Comments can be sent to until April 15, 2014 and will be discussed at the Operations Committee meeting in May. 

Monday, March 17, 2014

Digital Publishing: The Next Library Skill

Librarians have embraced the Internet and mastered the web, and they are building profiles in social media. These have become the core skills. Now they have yet another exciting opportunity from a not-so-new industry -- publishing. The barriers to all modes of digital publishing have been dropping for years, challenging established publishers to rethink their missions and change with the times or face obsolescence. Indeed, contributors along the full spectrum of the information life cycle are being challenged to add new digital media skills. Where to begin is a question faced by librarians considering jumping into digital publishing. All the indicators suggest that they should ask if it should become a core competency. However, taking that leap can be tough: Budget realities impinge on their actions and always have -- launching new services can be risky. Given the stakes, it is crucial to be strategic and opportunistic in building a digital publishing program, using whatever means are available.

See article by Terence K. Huwe at

New OCLC Research report provides evidence base for shift to shared print management approach

OCLC Research has released a new report, "Understanding the Collective Collection: Towards a System-wide Perspective on Library Print Collections," which establishes evidence that has allowed and encouraged libraries to begin the shift from local provisioning of library collections and services to increased reliance on cooperative infrastructure, collective collections, shared technology platforms, and "above-the-institution" management strategies.

See article at

Fail to prepare for digitisation, prepare to fail at digitising!

Planning a digitisation project can be a lengthy process with consideration required for strategic alignment, funding models, workflow, and metadata – all of which should be led by a clear definition of the overall purpose of the digitisation project. What must also be considered are the practical aspects of digitisation bearing in mind the condition and format of items, and identifying what needs to be done to items to make them camera ready.

See more at:

Thursday, March 6, 2014

Bibliographic Framework Initiative Update, January 26, 2014

A recorded webcast of the Bibliographic Framework Initiative (BIBFRAME) update that was presented at ALA Midwinter in January is now available at: Sally McCallum of the Network Development and MARC Standards Office at the Library of Congress is the first presenter. She discusses, in general terms, some of the experimentation with BIBFRAME that has taken place during the last year or so. She says that in 2014, emphasis will be placed on the development of test implementations;  a registry of BIBFRAME implementations has been set up to keep track of who is doing what with BIBFRAME, and can be viewed at: McCallum foresees a dual BIBFRAME/MARC environment existing for ten years. The next two speakers, Reinhold Heuvelmann of the German National Library, and Jackie Shieh of George Washington University Libraries, report on their experiences as early experimenters with BIBFRAME. Their projects are described in the above-mentioned implementation registry.

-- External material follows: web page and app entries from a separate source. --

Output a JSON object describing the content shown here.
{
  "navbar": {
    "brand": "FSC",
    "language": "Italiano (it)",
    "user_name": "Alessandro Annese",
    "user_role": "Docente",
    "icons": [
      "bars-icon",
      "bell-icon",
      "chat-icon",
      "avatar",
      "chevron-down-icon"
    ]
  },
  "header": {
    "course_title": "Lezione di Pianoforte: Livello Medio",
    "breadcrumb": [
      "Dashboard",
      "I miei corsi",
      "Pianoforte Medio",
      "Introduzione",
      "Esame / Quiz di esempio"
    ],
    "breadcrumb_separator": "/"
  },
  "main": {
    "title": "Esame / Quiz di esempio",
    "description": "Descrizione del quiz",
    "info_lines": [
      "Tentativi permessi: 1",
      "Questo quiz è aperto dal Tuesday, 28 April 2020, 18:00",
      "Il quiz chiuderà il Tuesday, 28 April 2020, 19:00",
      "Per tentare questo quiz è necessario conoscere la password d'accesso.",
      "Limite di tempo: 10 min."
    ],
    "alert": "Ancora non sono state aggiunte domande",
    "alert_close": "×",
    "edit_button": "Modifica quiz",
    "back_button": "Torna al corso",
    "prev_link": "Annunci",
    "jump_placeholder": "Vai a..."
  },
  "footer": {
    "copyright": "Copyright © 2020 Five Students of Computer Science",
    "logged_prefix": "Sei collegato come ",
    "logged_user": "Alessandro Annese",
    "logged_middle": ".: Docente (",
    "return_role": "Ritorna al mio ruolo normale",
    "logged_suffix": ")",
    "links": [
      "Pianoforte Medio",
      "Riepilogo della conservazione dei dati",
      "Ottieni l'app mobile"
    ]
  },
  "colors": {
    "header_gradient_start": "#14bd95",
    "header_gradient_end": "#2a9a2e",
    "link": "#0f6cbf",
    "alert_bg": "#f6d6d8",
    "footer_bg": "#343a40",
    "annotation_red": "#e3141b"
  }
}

The final speaker is Eric Miller of Zepheira, developer of BIBFRAME. Part of Miller's presentation involves a brief demonstration of a prototype BIBFRAME editor, which lends a welcome dimension of concreteness to the  relatively abstract discussions we've heard about BIBFRAME so far. You can actually see the prototype BIBFRAME editor at: